While Questex needed the right tech infrastructure to get the right data into the right hands, Miller says that getting beyond perceived cultural differences between Fierce and ExL was the biggest challenge.

“We were dealing with two different cultures that hadn’t been integrated and the team didn’t do a lot together,” says Miller. “Fierce thought it did this, ExL thought it did that. But did they really? The fact of the matter was, they needed to be doing stuff together.”

While COVID-19 has been the bane of B2B publishing, it has helped Questex pushed through some of the inertia that would have held up change in the past.

“In terms of collaboration and bringing these groups together, I have to say the COVID situation helped us do this more quickly than we normally would of,” says Miller.

Miller credits Questex’s ability to break down siloes and get groups working more closely together to its Centers of Excellence, in which experts across the company come together to produce best practices in a variety of areas including audience and database, content, customer experience, and product, with topics ranging from protecting customer privacy to identifying where the customer is in the buying cycle to hosting virtual events to which headlines work best and why.

“The first thing is you need to do it to make the decision on what you want your internal core competencies to be, which is easier said than done,” says Miller. “Usually, you’re saying collaboration gives you more of a competitive advantage than really deep product knowledge.

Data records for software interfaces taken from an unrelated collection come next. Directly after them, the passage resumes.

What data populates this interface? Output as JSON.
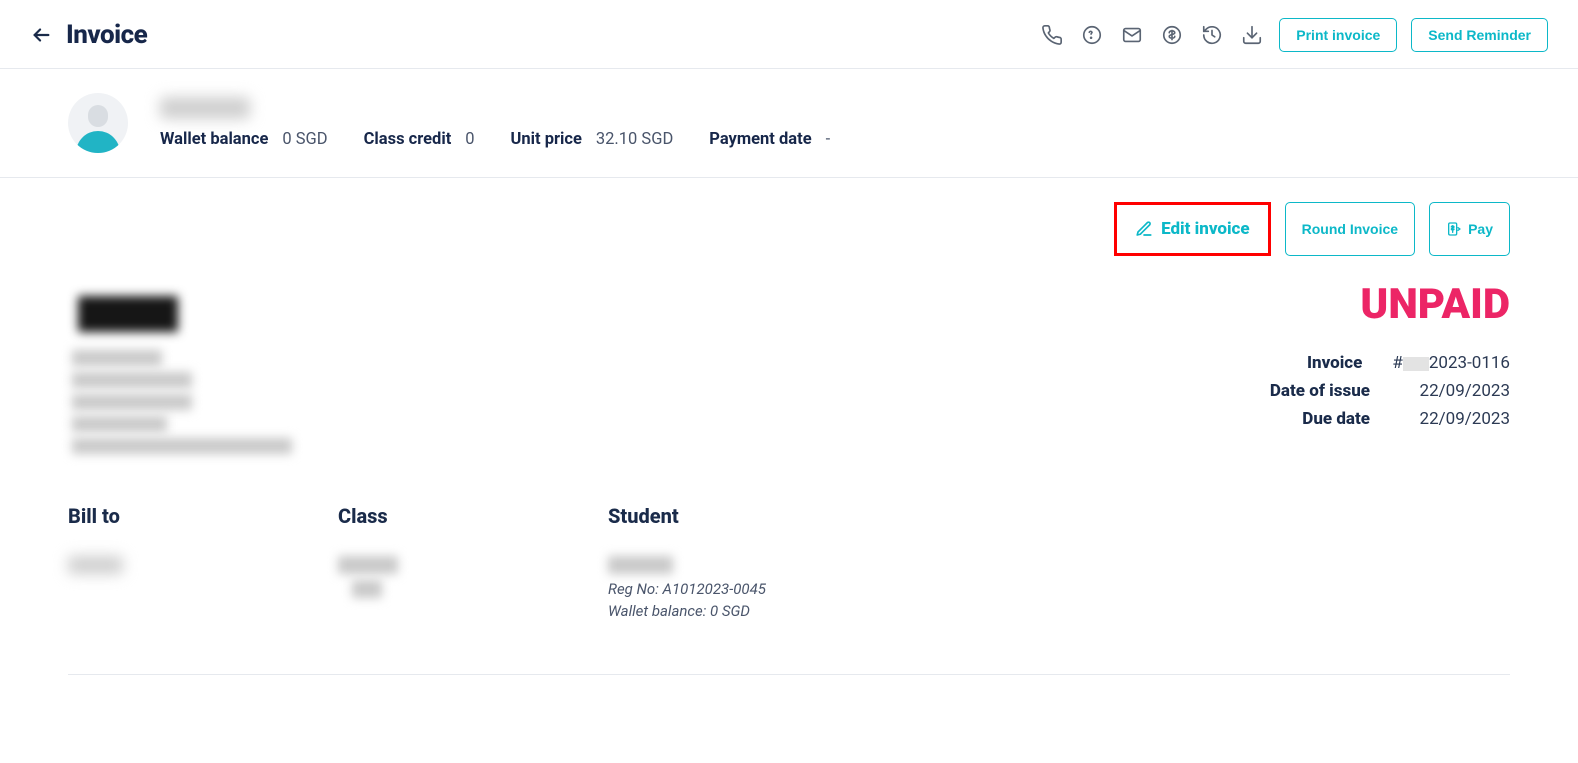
{
  "header": {
    "page_title": "Invoice",
    "print_label": "Print invoice",
    "reminder_label": "Send Reminder"
  },
  "summary": {
    "wallet_balance_label": "Wallet balance",
    "wallet_balance_value": "0 SGD",
    "class_credit_label": "Class credit",
    "class_credit_value": "0",
    "unit_price_label": "Unit price",
    "unit_price_value": "32.10 SGD",
    "payment_date_label": "Payment date",
    "payment_date_value": "-"
  },
  "actions": {
    "edit_invoice_label": "Edit invoice",
    "round_invoice_label": "Round Invoice",
    "pay_label": "Pay"
  },
  "status": {
    "unpaid_label": "UNPAID",
    "invoice_label": "Invoice",
    "invoice_number_prefix": "#",
    "invoice_number_visible_suffix": "2023-0116",
    "date_of_issue_label": "Date of issue",
    "date_of_issue_value": "22/09/2023",
    "due_date_label": "Due date",
    "due_date_value": "22/09/2023"
  },
  "parties": {
    "bill_to_label": "Bill to",
    "class_label": "Class",
    "student_label": "Student",
    "student_reg_no": "Reg No: A1012023-0045",
    "student_wallet": "Wallet balance: 0 SGD"
  }
}
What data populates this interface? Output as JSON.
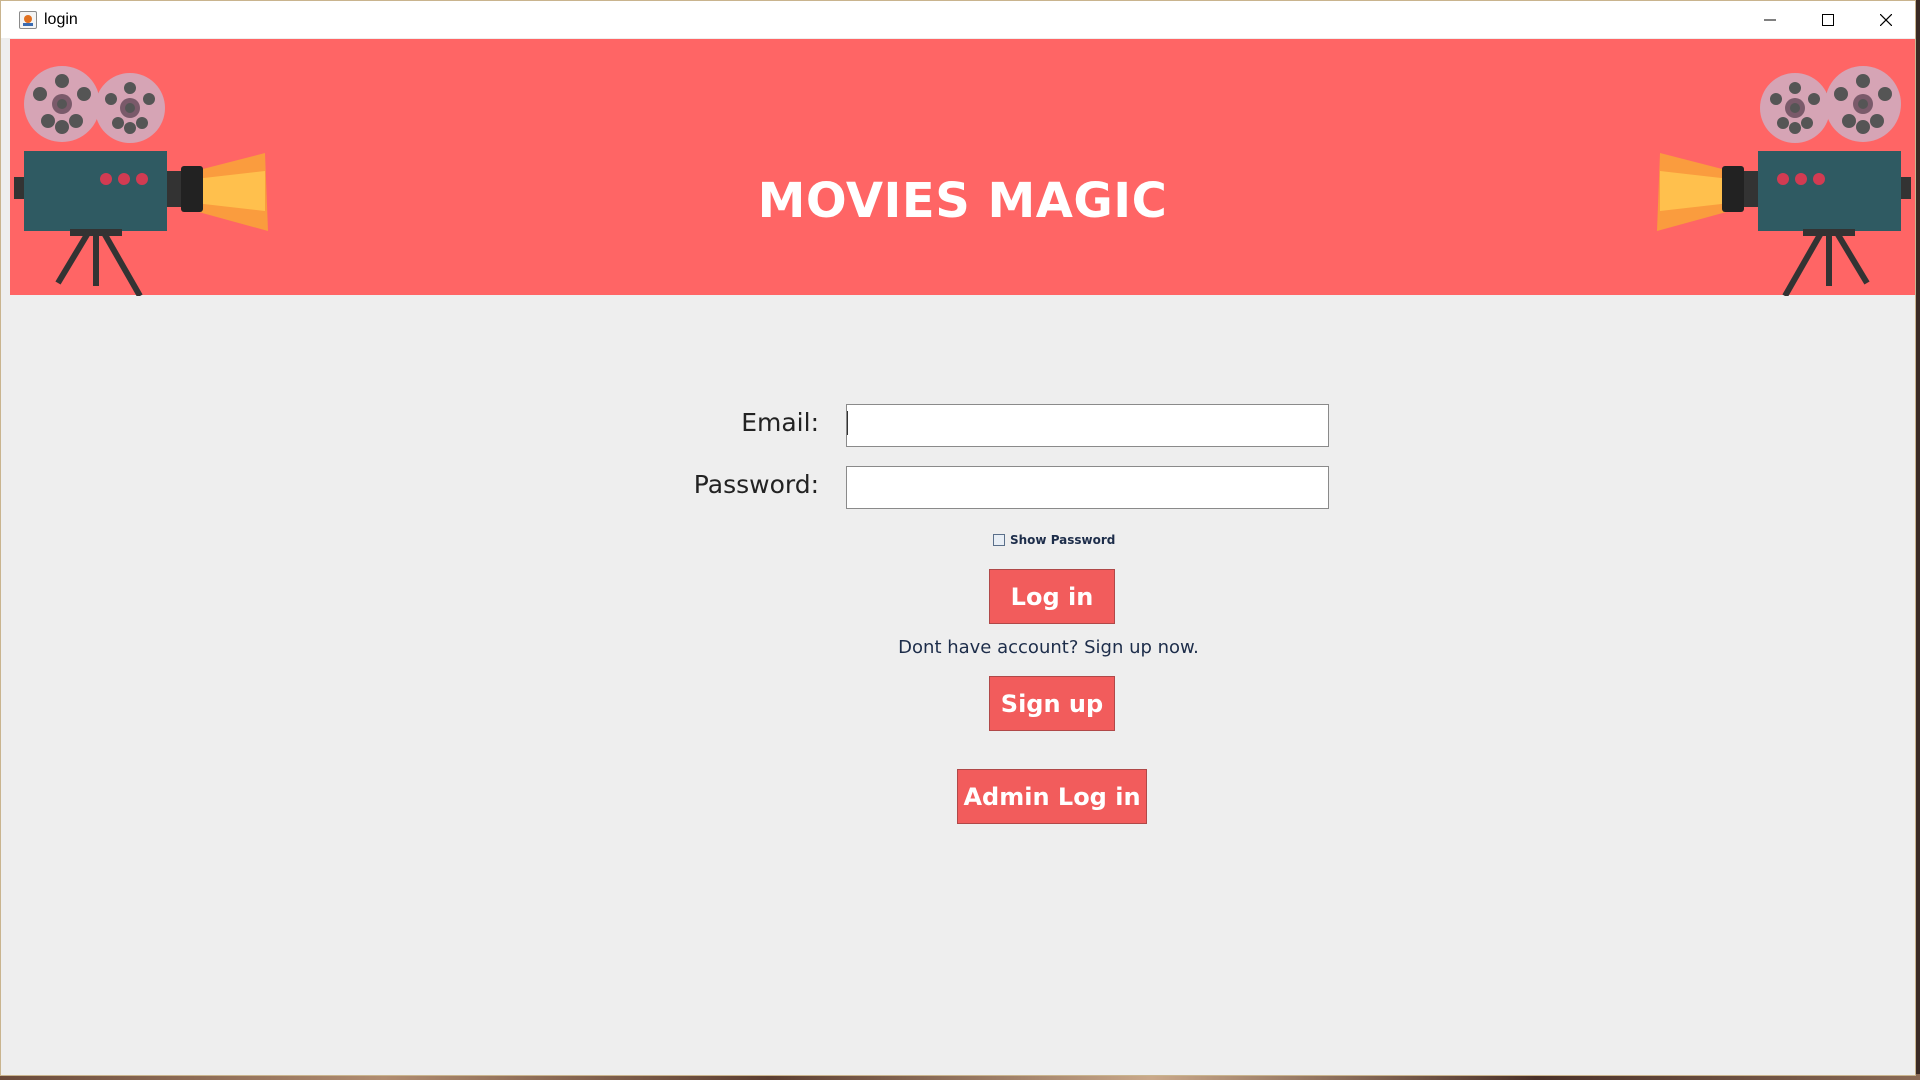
{
  "window": {
    "title": "login",
    "controls": [
      "minimize-icon",
      "maximize-icon",
      "close-icon"
    ]
  },
  "banner": {
    "title": "MOVIES MAGIC",
    "background": "#ff6565",
    "decor": [
      "projector-icon",
      "projector-icon"
    ]
  },
  "form": {
    "email_label": "Email:",
    "email_value": "",
    "password_label": "Password:",
    "password_value": "",
    "show_password_label": "Show Password",
    "show_password_checked": false
  },
  "actions": {
    "login_label": "Log in",
    "signup_prompt": "Dont have account? Sign up now.",
    "signup_label": "Sign up",
    "admin_login_label": "Admin Log in",
    "button_color": "#f25c5c"
  }
}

We combine the two—the markets work with the Centers of Excellence by saying ‘Our audience wants this, our advertisers wants that’, and the Centers of Excellence say, ‘OK, we have that over here, which parts work for you and what do we have to create as new?’”

Having that expertise on hand has enabled Questex to move quickly. “Someone asked, how have you pivoted so quickly to virtual events?” says Miller. “We just did it, but in essence we didn’t just do it because we have six people on our team in our Centers of Excellence who were part of creating the first scalable virtual events about a decade ago.”